Skogar Hostel is ranked at the bottom of our accommodations list currently which is mainly due to the poor WiFi. The WiFi master informed Megan the connection was very weak. We are millennials. We don't do well without Internet. The restaurant we ate dinner at had free WiFi, but they kicked us out at 9:30 pm. Our options were:
A. Stand outside to finish up our instagraming, blogging, emailing, imessaging, etc
B. Go to our hostel and sleep
C. Drive our car 20 feet to park right outside the restaurant and steal their WiFi signal
I am not ashamed. We went with option C, so we could finish googling our plans for today.
Today was our last day in the south of Iceland. We drove 30 minutes west to the Seljalandfoss waterfall. There is a cave behind the waterfall, so you can walk behind it. A little Googling will inform you to wear a rain jacket and waterproof pants if you walk behind the fall. So many tourists walked behind it in jeans and flip flops. A. Who wears flip flops in Iceland, especially when climbing around a a slippery, rocky path by a waterfall? B. Who thinks cotton sweatshirts and denim are waterproof? Total amateur hour at Seljalandfoss. Luckily we were outfitted appropriately.

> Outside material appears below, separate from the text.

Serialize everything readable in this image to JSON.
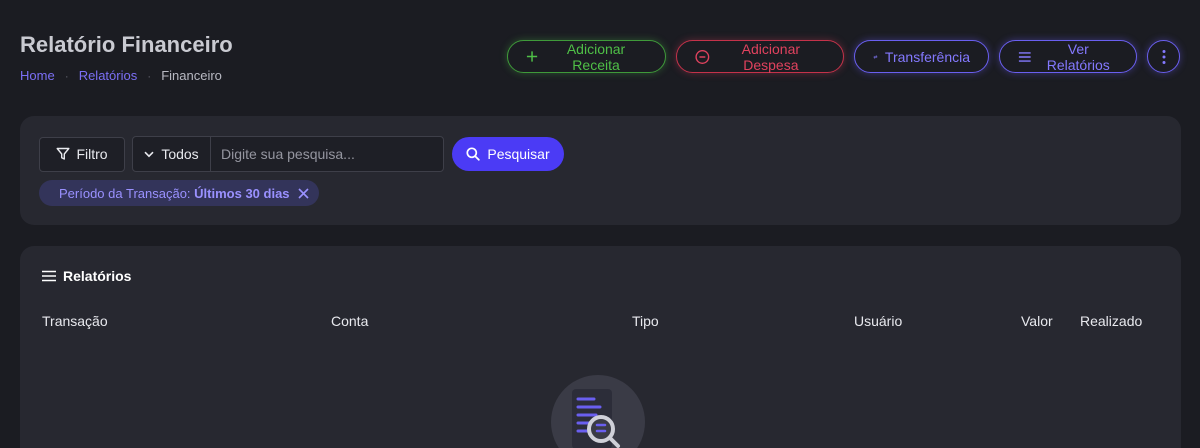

There are 3 waterfalls within a 5 minute walk from Seljalandfoss. The final waterfall along the path is Gljufrabui (I promise I am not making up these names). It is 40 meters tall and partially hidden behind a cliff. You have to walk through a stream to get inside the cave. We were drenched by the time we left the cave, but it was well worth it.
We drove an hour to Reykholt to stop at Cafe Mika. Cafe Mika is known for its chocolate truffles. Since sweets are my main food group, we had to stop. If you ever find yourself in Reykjolt, Iceland, go to Cafe Mika and get the blueberry truffle. Tell them Laura sent you. They will have no idea who Laura is, but it will sound cool.
Right down the road from Cafe Mika is Geysir--1 of the 3 attractions in a loop known as the Golden Circle. Geysir is a, you guessed it, geyser. It was the first geyser written about in print and from which the word geyser derived. Geysir erupts infrequently and usually after earthquakes. It last erupted in 2000, and it's eruption is taller than that of Old Faithful. In the same park as Geysir is Strokkur. Strokkur erupts every 10 minutes. There is an area roped off around it; however, the splash zone Mother Nature produces cannot always be predicted. Strokkur went a little crazy, and it's spray exceeded the roped off area and drenched a guy from head to toe. Poor guy probably smelled like rotten eggs the rest of the day due to the sulfur in the water. Shout out to Geysir for having a super nice visitors center. It was reminiscent of a nice ski lodge in Utah. Even my mother would approve of it.
Next on the Golden Circle route was Gullfoss. Gullfoss is two waterfalls with a total height of 31 meters. The last stop was Thingvellir National Park. Thingvellir is the site of a rift valley that marks the crest of the Mid-Atlantic Ridge (ridge between the Eurasian and North American continental plates) and the largest natural lake in Iceland that is the only lake in the world to house four species of trout. The plates drift apart at 2 centimeters a year. Yikes. We walked along the ridge and met a friendly lady from Weatherford, Texas. Then we headed to Hjardarból Guesthouse in between Selfoss and Hveragerði- two towns you have never heard of. We have a three person room and wonderful WiFi. We are happy millennials now.
We are even happier because Selfoss is a big town relatively speaking. It has a population of about 7,000 people which means it has a bigger variety of dining options. No sandwiches and French fries for us tonight! We ate at Tryggvaskali which is God's gift to American tourists who travel in the south of Iceland. Maybe we were just really hungry, but it ranks as one of the best meals we have had in our lives. Tryggvaskali is housed in the oldest house in Selfoss built in 1890. The interior looks like it came straight from Pottery Barn with mason jar lights, mixed matched plates, and drift wood tables. We got the salmon with broccoli, barley, cheese and blueberries--all locally sourced. The waiter informed us the salmon came from under the bridge on the Olfusa River that we could see from the window. He also informed us salmon has been the local dish in Selfoss for 120 years. We ate our every bite of our salmons and barely made it home before sinking into the food coma we are currently experiencing. Hope we get out of this food coma by tomorrow morning.